Antonio Gramsci meets the encroaching Caliphate.
Sherman Jackson, also known as Abdal Hakim Jackson, is a professor of Arabic and Islamic studies in the Department of Near Eastern Studies at the University of Michigan. But it turns out that not only is Jackson an apologist, he an outspoken proponent of the Islamist subversion of Western civilization.
Jackson made this abundantly clear at the Reviving the Islamic Spirit – 8th Convention in Toronto, Canada in December 2009, as a participant in the panel, “The New We: Muslims in Future of Western Society.” Jonathan Usher, who attended and wrote about the conference for Campus Watch, described Jackson’s speech as nothing less than “a call to battle.”
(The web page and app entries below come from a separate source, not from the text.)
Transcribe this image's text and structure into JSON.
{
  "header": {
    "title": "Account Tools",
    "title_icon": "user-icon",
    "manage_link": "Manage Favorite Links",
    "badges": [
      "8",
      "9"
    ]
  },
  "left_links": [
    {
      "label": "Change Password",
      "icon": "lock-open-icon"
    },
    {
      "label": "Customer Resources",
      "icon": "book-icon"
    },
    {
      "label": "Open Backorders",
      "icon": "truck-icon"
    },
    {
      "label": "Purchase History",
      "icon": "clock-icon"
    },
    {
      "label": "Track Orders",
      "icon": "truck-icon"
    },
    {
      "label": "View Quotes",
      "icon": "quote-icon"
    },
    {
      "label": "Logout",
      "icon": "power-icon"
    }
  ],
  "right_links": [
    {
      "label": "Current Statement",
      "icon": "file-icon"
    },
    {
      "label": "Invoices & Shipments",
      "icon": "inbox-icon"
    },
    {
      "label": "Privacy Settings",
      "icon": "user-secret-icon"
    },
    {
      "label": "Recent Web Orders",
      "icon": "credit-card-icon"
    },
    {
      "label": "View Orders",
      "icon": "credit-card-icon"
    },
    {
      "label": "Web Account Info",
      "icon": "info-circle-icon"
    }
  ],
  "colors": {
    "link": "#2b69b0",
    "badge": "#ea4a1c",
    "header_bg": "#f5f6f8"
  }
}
As he put it, “It had little to do with peaceful co-existence with the West, but was an exhortation for Islam to dominate the West.” According to Usher, Jackson
…believes that the Muslim and Western worlds are in conflict and competition, and that only one can end up dominant. Put simply, he wants to replace Western culture with Muslim culture.
…Lastly, to cheers, he said that his primary commitment was to Allah, not to America.
…Jackson expressed a desire to be included in American society—but not if any sort of cultural sacrifice were required. He said that adapting to Western culture would lead to being a Muslim in name only and advocated defining America by Muslim standards and imposing cultural and intellectual supremacy. He urged Muslims not to follow Western cultural authority, but rather to achieve their own cultural authority from the inside, as part of the system.
In the chapter, “Muslims, Islamic Law and Public Policy in the United States,” Jackson cites the Italian Marxist Antonio Gramsci’s influential theories about altering societies not through politics, but through cultural and educational institutions. Jackson proposes that American Muslims approach the “difficult task of penetrating, appropriating and redirecting American culture” in order to “influence the legal order in America.”
As for the gradual acceptance of the more horrifying aspects of Sharia law, Jackson notes that “it would be foolish to deny that the prospects for American acceptance of such institutions as stoning, or flogging or amputation are virtually nil, at least for the foreseeable future.” But he concludes on a note only an Islamist could find comforting:
…notions of what is cruel and unusual, of what is barbaric, of what is draconian (which is the real basis upon which America rejects these punishments) are a function of culture, not law. It is only through changes in American culture that American attitudes towards such things are likely to change. Thus, in the end, as in the beginning, we are brought face to face with the inextricable connection between American culture and Muslim self-determination. May God grant us the courage and the vision to rise to the task before us.
Academia still on the cutting edge of cultural evolution! Does this good professor, this mainstream muslim, qualify as “moderate”? Because if so, then methinks we have just learned that the only difference between a moderate muslim and a radical one is the methods they choose to accomplish their goals. Time, demographics and cultural marxism are on their side.